▸ Exercise brief:
Copy the entries exactly. Leave nothing out and add nothing.

▸ Data section:
---+---

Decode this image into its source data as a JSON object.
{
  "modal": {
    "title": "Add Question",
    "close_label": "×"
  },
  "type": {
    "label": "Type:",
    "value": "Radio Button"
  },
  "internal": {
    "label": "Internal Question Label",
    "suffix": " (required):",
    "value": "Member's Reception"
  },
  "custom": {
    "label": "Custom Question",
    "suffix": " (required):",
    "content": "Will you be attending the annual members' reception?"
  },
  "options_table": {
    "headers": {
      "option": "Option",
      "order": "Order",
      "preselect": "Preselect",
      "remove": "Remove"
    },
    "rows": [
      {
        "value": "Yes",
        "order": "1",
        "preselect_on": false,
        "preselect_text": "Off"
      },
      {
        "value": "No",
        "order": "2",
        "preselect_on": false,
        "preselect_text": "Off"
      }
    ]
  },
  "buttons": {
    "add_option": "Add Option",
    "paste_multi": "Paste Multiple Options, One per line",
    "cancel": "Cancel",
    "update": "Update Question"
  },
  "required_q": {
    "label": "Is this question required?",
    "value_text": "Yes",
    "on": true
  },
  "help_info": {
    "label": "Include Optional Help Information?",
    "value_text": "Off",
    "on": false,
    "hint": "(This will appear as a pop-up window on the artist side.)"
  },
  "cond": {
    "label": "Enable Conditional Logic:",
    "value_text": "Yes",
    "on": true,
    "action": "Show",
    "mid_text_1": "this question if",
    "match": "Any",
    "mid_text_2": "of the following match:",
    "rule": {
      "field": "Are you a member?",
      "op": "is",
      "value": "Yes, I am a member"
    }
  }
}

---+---

▸ Answer space:
Decode this image into its source data as a JSON object.
{
  "modal": {
    "title": "Add Question",
    "close_label": "×"
  },
  "type": {
    "label": "Type:",
    "value": "Radio Button"
  },
  "internal": {
    "label": "Internal Question Label",
    "suffix": " (required):",
    "value": "Member's Reception"
  },
  "custom": {
    "label": "Custom Question",
    "suffix": " (required):",
    "content": "Will you be attending the annual members' reception?"
  },
  "options_table": {
    "headers": {
      "option": "Option",
      "order": "Order",
      "preselect": "Preselect",
      "remove": "Remove"
    },
    "rows": [
      {
        "value": "Yes",
        "order": "1",
        "preselect_on": false,
        "preselect_text": "Off"
      },
      {
        "value": "No",
        "order": "2",
        "preselect_on": false,
        "preselect_text": "Off"
      }
    ]
  },
  "buttons": {
    "add_option": "Add Option",
    "paste_multi": "Paste Multiple Options, One per line",
    "cancel": "Cancel",
    "update": "Update Question"
  },
  "required_q": {
    "label": "Is this question required?",
    "value_text": "Yes",
    "on": true
  },
  "help_info": {
    "label": "Include Optional Help Information?",
    "value_text": "Off",
    "on": false,
    "hint": "(This will appear as a pop-up window on the artist side.)"
  },
  "cond": {
    "label": "Enable Conditional Logic:",
    "value_text": "Yes",
    "on": true,
    "action": "Show",
    "mid_text_1": "this question if",
    "match": "Any",
    "mid_text_2": "of the following match:",
    "rule": {
      "field": "Are you a member?",
      "op": "is",
      "value": "Yes, I am a member"
    }
  }
}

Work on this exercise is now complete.